Lawgiving is logically impossible. One can issue commands. One can negotiate contractual provisions on your behalf. But one cannot create law, only command, legislation, regulation, and contractual provision.
There is one natural law, that can be stated in the positive or negative, but must be stated as both positive and negative. (I’ve written too much on this today and don’t want to repeat myself, so I’m not going into detail.)
- Obverse: – The silver rule (Natural Law – the negative ) do not do unto others… etc.
- Reverse: – The golden rule (Natural Rights – the positive ) do unto others only what …. etc.
There is only on moral law that these two rules are derived from:
- Obverse: – negative: impose no unwanted costs upon that which others have acted to create, obtain, and inventory, whether life, kin, mate, relation, property, norm, or institution.

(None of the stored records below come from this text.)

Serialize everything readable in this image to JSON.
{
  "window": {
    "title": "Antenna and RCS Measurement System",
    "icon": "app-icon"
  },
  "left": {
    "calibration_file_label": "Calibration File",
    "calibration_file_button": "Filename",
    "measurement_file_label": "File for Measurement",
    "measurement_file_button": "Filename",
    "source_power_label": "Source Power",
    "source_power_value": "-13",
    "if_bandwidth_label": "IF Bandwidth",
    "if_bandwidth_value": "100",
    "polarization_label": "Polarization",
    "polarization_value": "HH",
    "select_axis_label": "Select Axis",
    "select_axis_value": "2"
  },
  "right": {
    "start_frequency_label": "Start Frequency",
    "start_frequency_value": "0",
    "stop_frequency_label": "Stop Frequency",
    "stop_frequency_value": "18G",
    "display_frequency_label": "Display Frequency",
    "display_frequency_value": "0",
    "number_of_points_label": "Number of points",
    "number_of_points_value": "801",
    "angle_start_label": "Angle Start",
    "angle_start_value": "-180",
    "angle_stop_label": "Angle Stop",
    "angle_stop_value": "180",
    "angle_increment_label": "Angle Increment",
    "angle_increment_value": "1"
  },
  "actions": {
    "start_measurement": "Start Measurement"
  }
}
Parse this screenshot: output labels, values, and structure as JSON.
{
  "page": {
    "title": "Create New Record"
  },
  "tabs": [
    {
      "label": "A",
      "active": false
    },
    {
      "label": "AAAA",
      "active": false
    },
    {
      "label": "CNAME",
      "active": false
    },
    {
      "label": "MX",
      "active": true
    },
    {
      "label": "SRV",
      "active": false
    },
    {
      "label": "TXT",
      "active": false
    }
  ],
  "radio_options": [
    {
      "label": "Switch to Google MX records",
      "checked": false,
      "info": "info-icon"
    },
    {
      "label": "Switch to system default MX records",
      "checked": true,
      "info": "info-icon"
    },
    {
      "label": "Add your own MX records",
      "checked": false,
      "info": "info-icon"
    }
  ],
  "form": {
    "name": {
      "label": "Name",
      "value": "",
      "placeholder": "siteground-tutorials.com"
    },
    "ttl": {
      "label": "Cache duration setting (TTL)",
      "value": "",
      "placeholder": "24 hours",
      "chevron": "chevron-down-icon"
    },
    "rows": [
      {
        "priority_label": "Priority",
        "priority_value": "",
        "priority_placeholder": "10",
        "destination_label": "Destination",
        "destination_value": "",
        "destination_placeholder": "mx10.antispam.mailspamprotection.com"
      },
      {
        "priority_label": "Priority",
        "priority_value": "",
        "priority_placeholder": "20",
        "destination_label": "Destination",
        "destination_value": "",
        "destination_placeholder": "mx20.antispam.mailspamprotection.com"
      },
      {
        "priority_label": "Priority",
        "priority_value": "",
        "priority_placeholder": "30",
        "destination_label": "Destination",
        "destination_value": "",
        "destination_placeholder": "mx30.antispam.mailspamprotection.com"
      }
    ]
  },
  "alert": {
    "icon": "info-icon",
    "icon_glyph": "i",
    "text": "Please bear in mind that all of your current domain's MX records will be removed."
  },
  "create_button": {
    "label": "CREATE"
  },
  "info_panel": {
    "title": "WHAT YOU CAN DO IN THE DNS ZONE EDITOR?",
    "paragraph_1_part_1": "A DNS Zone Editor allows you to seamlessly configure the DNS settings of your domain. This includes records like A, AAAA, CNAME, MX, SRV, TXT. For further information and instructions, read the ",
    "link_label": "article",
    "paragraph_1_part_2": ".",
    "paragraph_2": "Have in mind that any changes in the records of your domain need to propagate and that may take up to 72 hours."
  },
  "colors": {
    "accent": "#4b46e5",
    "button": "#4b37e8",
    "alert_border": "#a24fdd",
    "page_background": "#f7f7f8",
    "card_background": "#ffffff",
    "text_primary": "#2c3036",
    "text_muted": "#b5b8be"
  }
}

- Reverse: – positive: limit your actions to productive, fully informed, warrantied, voluntary exchange, limited to externalities of the same criteria.
In other words: “do no harm” is the one law of human cooperation. Because harm is what causes retaliation, breaks the peace, reduces trust, increases transaction and opportunity costs, and reduces the quality of life for everyone in the vicinity as a consequence.
These laws are geographically, demographically, culturally, normatively, institutionally, traditionally, independent, and provide universal decidability in all matters of conflict, whether participants like it or not.
What differs is the only the in-group contracts in the forms of property, laws, norms, traditions, institutions, territory and monuments. But within group this rule still applies.
Ergo, you only listen to a command when its either in going to benefit you, or when ignoring or contradicting it will lead to your harm or punishment.
Otherwise, there is no connection between commands and the only necessary laws: objective morality, natural law, and natural rights. Do no harm, seek no involuntary gain.
The Propertarian Institute